__Exercise objective__
Where in the entries below does "icon" appear? Copy every line that has it.

__Record set__
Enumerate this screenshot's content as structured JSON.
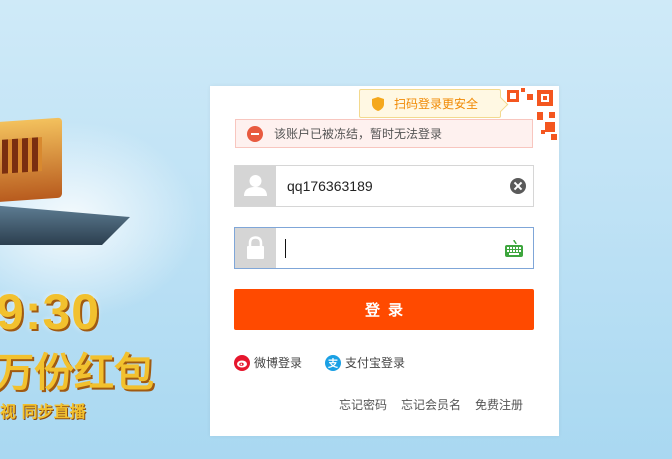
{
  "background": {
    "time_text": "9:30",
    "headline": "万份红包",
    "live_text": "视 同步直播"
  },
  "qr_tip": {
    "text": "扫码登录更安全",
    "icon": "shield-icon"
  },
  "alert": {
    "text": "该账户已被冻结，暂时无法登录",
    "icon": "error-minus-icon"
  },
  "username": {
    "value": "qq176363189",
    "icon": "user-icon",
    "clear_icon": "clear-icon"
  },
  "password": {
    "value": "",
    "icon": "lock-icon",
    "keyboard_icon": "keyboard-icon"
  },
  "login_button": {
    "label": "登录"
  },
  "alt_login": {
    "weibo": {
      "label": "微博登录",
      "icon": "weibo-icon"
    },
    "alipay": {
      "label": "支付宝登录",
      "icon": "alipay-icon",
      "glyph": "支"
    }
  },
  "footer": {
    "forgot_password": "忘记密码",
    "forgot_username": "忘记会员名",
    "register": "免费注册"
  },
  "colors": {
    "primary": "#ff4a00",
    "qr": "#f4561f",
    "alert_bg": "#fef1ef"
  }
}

__Exercise result__
    "icon": "shield-icon"
    "icon": "error-minus-icon"
    "icon": "user-icon",
    "clear_icon": "clear-icon"
    "icon": "lock-icon",
    "keyboard_icon": "keyboard-icon"
      "icon": "weibo-icon"
      "icon": "alipay-icon",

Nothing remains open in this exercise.